Sun 2 Jan 2011
I have often mentioned one of our favorite cold weather dishes, the Cod and Chorizo Stew with Leeks, Potatoes and Tomatoes. We probably make this twice a month during Fall and Winter. It’s a combination of ingredients and effects that never fails, but a couple of nights ago LL added a few fillips that turned it into perfection. To top that, we drank a wine that matched the dish flavor for flavor, spice for spice, a brief triumph of the synergy of comparison and contrast, of purpose and reflection.
Cod and Chorizo Stew is really a simple dish, but this time, because she was using a brand and type of chorizo that we had not bought before, LL added Spanish smoked paprika, which amped up the stew’s richness, smokiness and spicy appeal (and deepened the color of the sauce), and then, in the sort of intuitive flash of genius that makes her such a better cook than I, she quickly peeled a mandarin orange, segmented it and dropped the pieces into the gently simmering pot. Lord have mercy, what a difference these little touches made in the stew! A dish that we had unflaggingly enjoyed now became sublime.
For wine, I opened a bottle of the Colomé Torrontés 2010, from Argentina’s Valle Calchaqui vineyard area in the Salta region, way up northwest by the Bolivian border. Founded in 1831, the winery was acquired by The Hess Collection in 2001. The Colome vineyards occur at an astonishing 6,000 to 10,000 feet above sea-level. Winemaker is Thibaut Delmotte.
The Colomé Torrontés 2010 is lean and spare yet broadly floral and herbal; achingly dry yet juicy, almost luscious. Spiced peach and pear and roasted lemon segue into mango, with banners of jasmine and camellia waving free amid strains of orange rind, leafy fig and dusty apple and pineapple.

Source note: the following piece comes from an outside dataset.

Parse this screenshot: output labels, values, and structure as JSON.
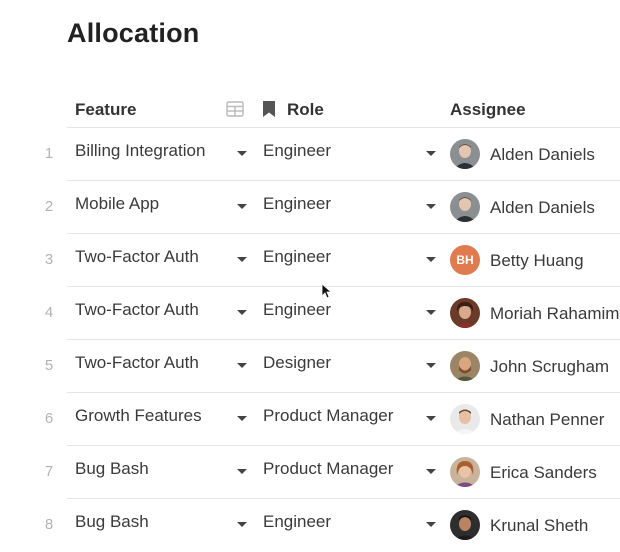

This all sounds deliriously hedonistic, but the wine preserves an element of almost mysterious reticence, a muscat-like intensity and paradoxical sinewy quality, due to bracing acidity, clean-edged limestone-like minerality and a scintillating note of bitterness on the finish. Made all in stainless steel, from 30- to 60-year-old vines. 13.5 percent alcohol. 2,210 cases imported. I’m a fan of wines made from the torrontés grape, which tend to be simple, direct and refreshing, yet while this version does not overburden itself (or ourselves) with freighted importance, it’s probably the best example I have tasted, and it was close to thrilling with the Cod and Chorizo Stew. Because of its seamless amalgam of complexity and delicate airiness, I’ll go for an Excellent rating. About $15, representing Terrific Value.
Imported by The Hess Collection, Napa, Cal. A sample for review.